Unintentional choking and suffocation are the leading causes of all injury deaths for infants under one year of age. Being prepared for such an emergency can make all the difference.

Yakima Valley Memorial Hospital is offering an opportunity for parents and caregivers of infants to learn when a baby needs rescue breathing, how to start CPR and how to care for an infant who’s choking. The class is May 19 from 6:30 p.m. to 8 p.m. at Memorial’s Community Education Center, 2506 W. Nob Hill Blvd., Yakima. No registration is needed. The cost is $5 per person.

This is not a CPR certification class. But knowing how to respond in the first few minutes of an emergency – before professional help arrives – can mean the difference between life and death. If you are the parent or caregiver of an infant, learn infant CPR!

For more information, call 509-248-7322 or visit the Classes and Events page at




Workshop helps children who are grieving the death of a loved one


Contact: Rebecca Teagarden, Memorial Communications: (509) 577-5051

Workshop helps children who are grieving the death of a loved one

Yakima Valley Memorial Hospital is offering a hands-on workshop on Sunday, May 15, to help guide children ages 4 to 17 and their parents or guardians through the grief associated with the death of a loved one. The workshop offers children the opportunity to express their feelings and thoughts through creative activities and to meet others who have experienced a similar loss.

While children at the workshop are participating in activities to assist their recovery, parents and guardians will be involved in a grief recovery program geared for adults.

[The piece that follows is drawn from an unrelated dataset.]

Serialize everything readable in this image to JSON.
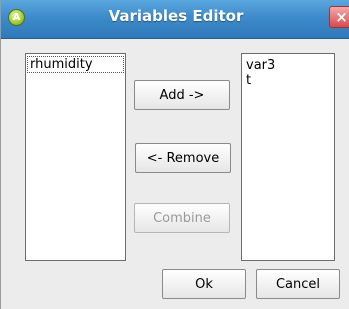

There is no charge for the workshop, which will be held from noon to 2:30 p.m. at Children’s Village, 3801 Kern Road, Yakima. Lunch will be provided. To register, contact Joyce Scott at or 509-577-5062.


Grief workshops are made possible by community donations to The Memorial Foundation and through Memorial Hospice, the Memorial Small Grant Program, Memorial’s Spiritual Care Program and Children’s Village.


Hit the slopes and support Children’s Miracle Network at the 30th Annual White Pass Winter Carnival

Hit the slopes and support Children’s Miracle Network at the 30th Annual White Pass Winter Carnival

Introduce your kids to ski or snowboard racing at the White Pass Winter Carnival and support health care for Yakima Valley kids at the CMN Ski 4 Kids Event on March 5 and 6.
This two-day kids’ ski/snowboard event is a fundraiser for Children’s Miracle Network to raise money for the Children’s Health Care Fund, which benefits child health care at Memorial Family of Services: Children’s Village, Memorial’s Neo-Natal Intensive Care Unit and Memorial’s Pediatric Unit.

On Saturday, participants will train in gates, and on Sunday they will have the opportunity to take on the race course.

Kids must be able to ride a chairlift to participate. Appropriate for ages 5 – 12. For more information email: Cost for the event is $135.


Heart attack or heart failure?

A heart attack happens when there is a lack of blood flow to a part of the heart; this may cause some heart muscle to die. Heart failure occurs when the heart cannot circulate blood through the body. In some kinds of heart failure, the heart is weak and cannot push blood to the parts of the body that need blood.

If you have heart failure, proper health management may prevent heart attack or stroke.
Need help?

Memorial Heart Advantage is a comprehensive range of services that includes patient education.

• My Health My Life is designed to help individuals who suffer from chronic illness learn how to manage their symptoms and live a healthier life. Classes are 2-1/2 hours each, once a week for 6 weeks and offered at no charge. Caregivers and support persons are welcome to attend. Call 509 225-3178 to register.

• Participation in a Cardiac Rehabilitation program can help speed up and stabilize the healing process, improve stamina, improve depression and lower the risk of future cardiovascular problems. Call 509-576-7650 to see if you qualify for referral.

To learn more about key factors that influence heart disease, visit